      • Quick identification & access to medical records.
    • Cons
      • Chips can be cloned.
      • Security issues – they can be removed & still work.
      • Breach of privacy and right to confidentiality.
      • Mark of the beast.
  • Keep RFID Simple, Frank Hayes, COMPUTERWORLD
rfid controversy17
RFID Controversy
  • Texas – Replace Identification stickers with RFID tags.
    • Pros
      • Drive-by enforcement of insurance requirements.
      • Cars can be scanned on the fly – can’t do that with a license plate.
      • The data could be encrypted, so the scanner would have to be attached to a computer.
    • Cons
      • Expose car owners’ personal information.
      • Because chips hold a lot of data, people will feel the need to fill them up.
      • Hackers are pretty good at matching customized gear.
  • http://www.cioinsight.com/article2/0,1540,1871833,00.asp
mandates
Mandates
  • Walmart and US Dept. of Defense - published requirements that vendors need to start placing RFID tags on all shipments to improve supply chain management
  • Since January 2005, Walmart has required its top 100 suppliers to apply RFID tags to all shipments
  • http://en.wikipedia.org
regulations and standards
Regulations and Standards
  • No global RFID standard has been set yet
  • No global public body governs RFID frequencies
  • Every country sets its own rules
  • http://www.tutorial-reports.com
regulations
Regulations
  • USA: FCC (Federal Communications Commission)
  • Canada: DOC (Department of Communication)
  • Japan: MPHPT (Ministry of Public Management, Home Affairs, Post and Telecommunication)
  • http://en.wikipedia.org
regulations21
Regulations
  • Europe: ERO, CEPT, ETSI, and national administrations
    • The national administrations must ratify the usage of a specific frequency before it can be used in Europe
  • China: Ministry of Information Industry
  • Australia: Australian Communication Authority.
  • New Zealand: Ministry of Economic Development
  • http://en.wikipedia.org
characteristics of rfid tags
Characteristics of RFID Tags
  • http://en.wikipedia.org
ultra high frequency
Ultra-High Frequency
  • http://en.wikipedia.org
ultra high frequency cont
Ultra-High Frequency, cont.
  • http://en.wikipedia.org
standards
Standards

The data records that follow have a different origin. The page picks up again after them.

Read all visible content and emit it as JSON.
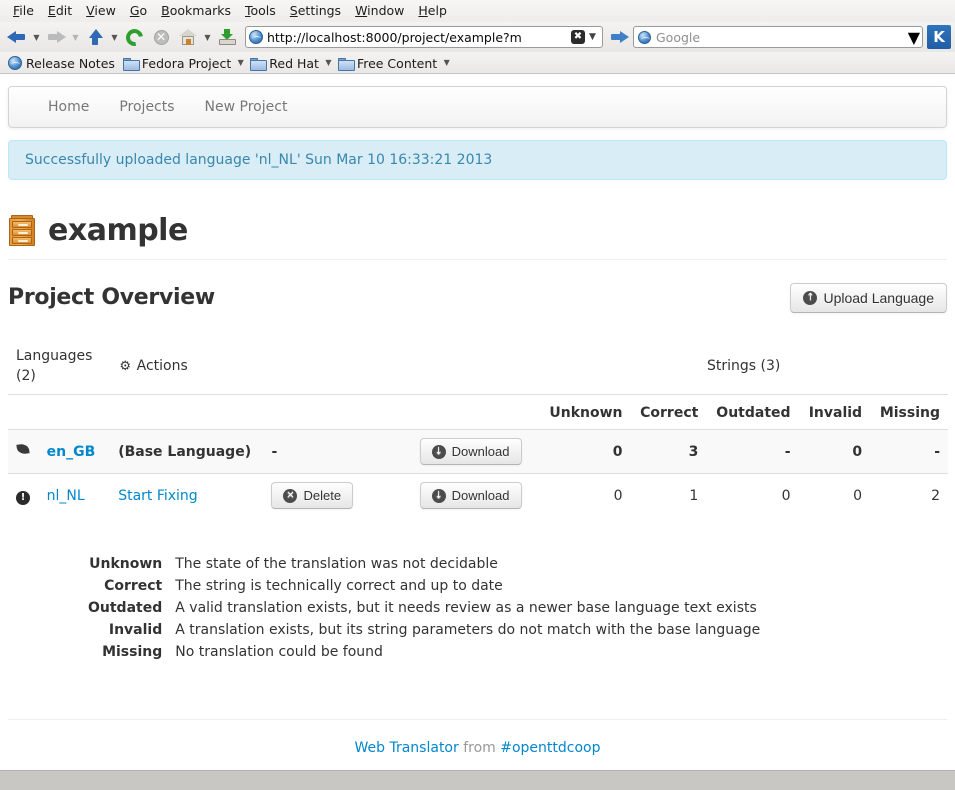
{
  "browser": {
    "menus": [
      {
        "label": "File",
        "accel": "F"
      },
      {
        "label": "Edit",
        "accel": "E"
      },
      {
        "label": "View",
        "accel": "V"
      },
      {
        "label": "Go",
        "accel": "G"
      },
      {
        "label": "Bookmarks",
        "accel": "B"
      },
      {
        "label": "Tools",
        "accel": "T"
      },
      {
        "label": "Settings",
        "accel": "S"
      },
      {
        "label": "Window",
        "accel": "W"
      },
      {
        "label": "Help",
        "accel": "H"
      }
    ],
    "toolbar": {
      "back": "back-arrow-icon",
      "forward": "forward-arrow-icon",
      "up": "up-arrow-icon",
      "reload": "reload-icon",
      "stop": "stop-icon",
      "home": "home-icon",
      "save": "save-icon",
      "go": "go-arrow-icon"
    },
    "url": "http://localhost:8000/project/example?m",
    "search_placeholder": "Google",
    "kde_logo": "K",
    "bookmarks": [
      {
        "label": "Release Notes",
        "icon": "globe-icon",
        "dropdown": false
      },
      {
        "label": "Fedora Project",
        "icon": "folder-icon",
        "dropdown": true
      },
      {
        "label": "Red Hat",
        "icon": "folder-icon",
        "dropdown": true
      },
      {
        "label": "Free Content",
        "icon": "folder-icon",
        "dropdown": true
      }
    ]
  },
  "nav": {
    "items": [
      {
        "label": "Home"
      },
      {
        "label": "Projects"
      },
      {
        "label": "New Project"
      }
    ]
  },
  "alert": {
    "message": "Successfully uploaded language 'nl_NL' Sun Mar 10 16:33:21 2013"
  },
  "header": {
    "title": "example",
    "icon": "filing-cabinet-icon"
  },
  "overview": {
    "title": "Project Overview",
    "upload_button": "Upload Language",
    "upload_icon": "↑"
  },
  "table": {
    "group_headers": {
      "languages": "Languages (2)",
      "actions": "Actions",
      "actions_icon": "⚙",
      "strings": "Strings (3)"
    },
    "columns": [
      "Unknown",
      "Correct",
      "Outdated",
      "Invalid",
      "Missing"
    ],
    "rows": [
      {
        "status_icon": "leaf-icon",
        "language": "en_GB",
        "base_label": "(Base Language)",
        "fix_label": "-",
        "delete_label": null,
        "download_label": "Download",
        "counts": [
          "0",
          "3",
          "-",
          "0",
          "-"
        ],
        "is_base": true
      },
      {
        "status_icon": "exclamation-circle-icon",
        "language": "nl_NL",
        "base_label": "Start Fixing",
        "fix_label": null,
        "delete_label": "Delete",
        "download_label": "Download",
        "counts": [
          "0",
          "1",
          "0",
          "0",
          "2"
        ],
        "is_base": false
      }
    ],
    "download_icon": "↓",
    "delete_icon": "✕"
  },
  "legend": [
    {
      "key": "Unknown",
      "desc": "The state of the translation was not decidable"
    },
    {
      "key": "Correct",
      "desc": "The string is technically correct and up to date"
    },
    {
      "key": "Outdated",
      "desc": "A valid translation exists, but it needs review as a newer base language text exists"
    },
    {
      "key": "Invalid",
      "desc": "A translation exists, but its string parameters do not match with the base language"
    },
    {
      "key": "Missing",
      "desc": "No translation could be found"
    }
  ],
  "footer": {
    "app": "Web Translator",
    "middle": "from",
    "channel": "#openttdcoop"
  },
  "colors": {
    "link": "#0088cc",
    "alert_bg": "#d9edf7",
    "alert_border": "#bce8f1",
    "alert_text": "#3a87ad",
    "accent_orange": "#f0ad4e"
  }
}
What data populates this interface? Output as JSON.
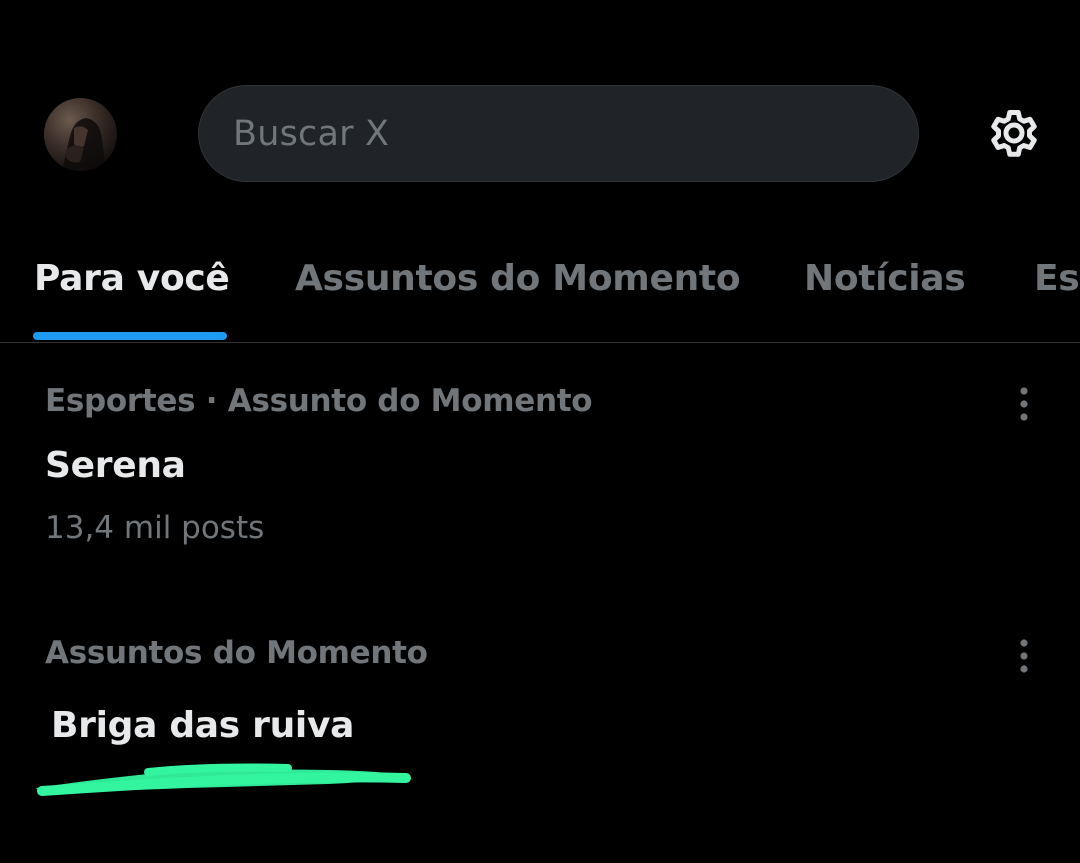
{
  "header": {
    "avatar_alt": "profile-avatar",
    "search_placeholder": "Buscar X",
    "settings_icon": "gear-icon"
  },
  "tabs": [
    {
      "label": "Para você",
      "active": true
    },
    {
      "label": "Assuntos do Momento",
      "active": false
    },
    {
      "label": "Notícias",
      "active": false
    },
    {
      "label": "Esportes",
      "active": false
    }
  ],
  "trends": [
    {
      "meta": "Esportes · Assunto do Momento",
      "title": "Serena",
      "count": "13,4 mil posts"
    },
    {
      "meta": "Assuntos do Momento",
      "title": "Briga das ruiva"
    }
  ],
  "colors": {
    "background": "#000000",
    "accent": "#1d9bf0",
    "primary_text": "#e7e9ea",
    "secondary_text": "#71767b",
    "search_bg": "#202327",
    "highlight_marker": "#33f5a0"
  }
}
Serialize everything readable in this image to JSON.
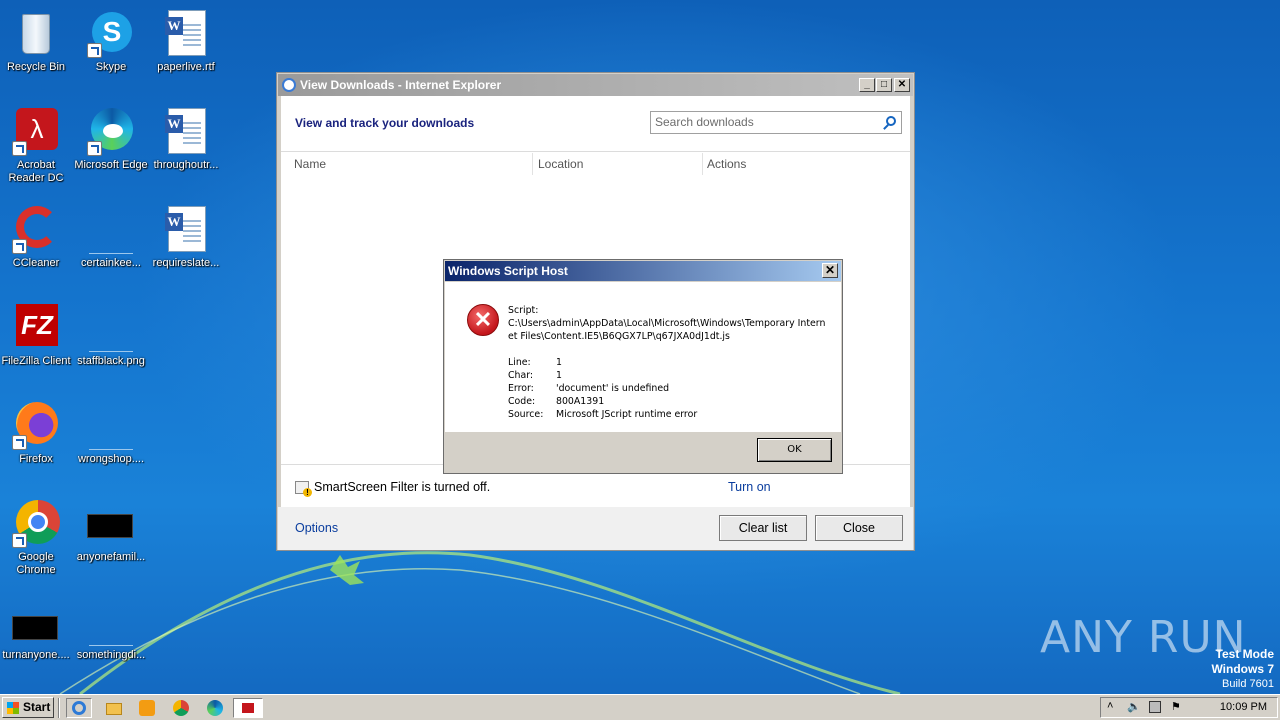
{
  "desktop": {
    "icons": [
      {
        "label": "Recycle Bin"
      },
      {
        "label": "Skype"
      },
      {
        "label": "paperlive.rtf"
      },
      {
        "label": "Acrobat Reader DC"
      },
      {
        "label": "Microsoft Edge"
      },
      {
        "label": "throughoutr..."
      },
      {
        "label": "CCleaner"
      },
      {
        "label": "certainkee..."
      },
      {
        "label": "requireslate..."
      },
      {
        "label": "FileZilla Client"
      },
      {
        "label": "staffblack.png"
      },
      {
        "label": "Firefox"
      },
      {
        "label": "wrongshop...."
      },
      {
        "label": "Google Chrome"
      },
      {
        "label": "anyonefamil..."
      },
      {
        "label": "turnanyone...."
      },
      {
        "label": "somethingdi..."
      }
    ]
  },
  "ie_window": {
    "title": "View Downloads - Internet Explorer",
    "header": "View and track your downloads",
    "search_placeholder": "Search downloads",
    "columns": [
      "Name",
      "Location",
      "Actions"
    ],
    "smartscreen_text": "SmartScreen Filter is turned off.",
    "turn_on_label": "Turn on",
    "options_label": "Options",
    "clear_list_label": "Clear list",
    "close_label": "Close"
  },
  "dialog": {
    "title": "Windows Script Host",
    "script_label": "Script:",
    "script_path": "C:\\Users\\admin\\AppData\\Local\\Microsoft\\Windows\\Temporary Internet Files\\Content.IE5\\B6QGX7LP\\q67JXA0dJ1dt.js",
    "fields": [
      {
        "key": "Line:",
        "value": "1"
      },
      {
        "key": "Char:",
        "value": "1"
      },
      {
        "key": "Error:",
        "value": "'document' is undefined"
      },
      {
        "key": "Code:",
        "value": "800A1391"
      },
      {
        "key": "Source:",
        "value": "Microsoft JScript runtime error"
      }
    ],
    "ok_label": "OK"
  },
  "taskbar": {
    "start_label": "Start",
    "clock": "10:09 PM"
  },
  "watermark": "ANY RUN",
  "test_mode": {
    "line1": "Test Mode",
    "line2": "Windows 7",
    "line3": "Build 7601"
  }
}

Some standards that have been made

regarding RFID technology:

  • ISO 11784 & 11785: regulate RFID of animals
  • ISO 14223/1: describes the air interface between transciever and transponder
  • EPCglobal: proposed standardized framework, most likely undergo Internationally Standardization
  • http://en.wikipedia.org
how does this affects accounting
How does This Affects Accounting?
  • Helps with managing supply chain.
  • Lessens throughput time.
  • More of an automated inventory system
  • Tracks Items
sources
Sources
  • http://en.wikipedia.org
  • http://www.ncsconline.org
  • http://www.computerworld.com
  • http://www.tutorial-reports.com
  • http://www.schneier.com/blog/archives/2004/10/rfid_passports.html
  • http://www.mindfully.org/Technology/2005/RFID-Berkeley-Library4mar05.htm
  • http://www.cioinsight.com/article2/0,1540,1871833,00.asp
  • Keep RFID Simple, Frank Hayes, COMPUTERWORLD